If a warbler is large in the frame, placing the central auto focus sensor on the eye will often provide a nice composition. When birds are at point blank range be careful not to cut off the feet or tail with the edge of the frame. It is imperative to pay special attention to your focus point as depth of field is extremely shallow when working at or near the minimum focus distance of your lens. If the bird is smaller in the frame it is best—if you have time—to use the rule of thirds to place the bird on one of the power points. However, it is far better to shoot the bird in the center of the frame then crop later than it is to miss the shot completely!
On matters of exposure there are a few things to keep in mind. With warblers it is best to photograph them with as fast a shutter speed as possible. I rarely take a warbler photograph at less than 1/100th of a second due to subject movement considerations and I usually work with the aperture at or near wide open. In situations such as dark shade where the ambient lighting calls for slower shutter speeds it is best to increase your ISO to maintain a usable shutter speed.
When using flash I much prefer the results when the flash is used as a subtle fill light. The flash works in harmony with the natural lighting to produce a result that leaves the viewer wondering if flash was used at all. For most situations I simply set the ambient exposure in a manner that avoids over exposing the highlights and set the flash compensation to minus 2 or so. The appropriate amount of minus compensation to use is influenced by a seemingly endless list of variables. Ambient light direction and amount, subject and background tonality, camera manufacturer, flash model number and personal taste all come into play. When used correctly, flash as a fill-in light source will bring a warbler image to life by eliminating distracting shadows and providing a catch light in the eye.
Do keep the tone of your background in mind when photographing warblers regardless of whether you use flash or not. If you are shooting up at a bird you will often have a large amount of sky in the background. If the sky consists of bright clouds your meter will be fooled into severely underexposing your image, especially if the warbler is in the shade. Add light to the exposure recommended by the in-camera meter or increase the amount of flash used. Conversely, when shooting warblers at eye level or lower there is a chance that the background will be in dark shade, appearing nearly black in the viewfinder. In this situation the meter will be fooled into grossly overexposing your image. To avoid “blowing out” your subject, especially those with white and yellow highlights, you will need to reduce the ambient exposure suggested by the camera’s meter.

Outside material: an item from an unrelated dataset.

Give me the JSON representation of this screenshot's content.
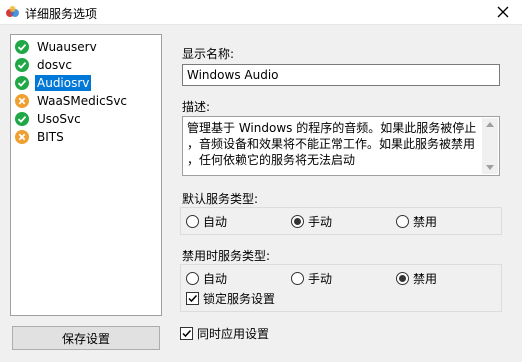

Considering the challenges, the number of things to remember, why would anyone want to photograph warblers? Simple! They are beautiful birds with incredibly vibrant colors and in spring the woods are alive with their songs. The great variety of species is also a factor. On good days it is not unusual to see 20 species of warblers and a dedicated birder or photographer could see over 30 species in a single spring season. In addition, it only takes one really great opportunity or one great image to keep you coming back for more. So, be sure to make time this spring to head out to your favorite local woods or visit one of the well known migrant hot spots. You just might become addicted to trying to capture these tiny but magnificent birds with your camera.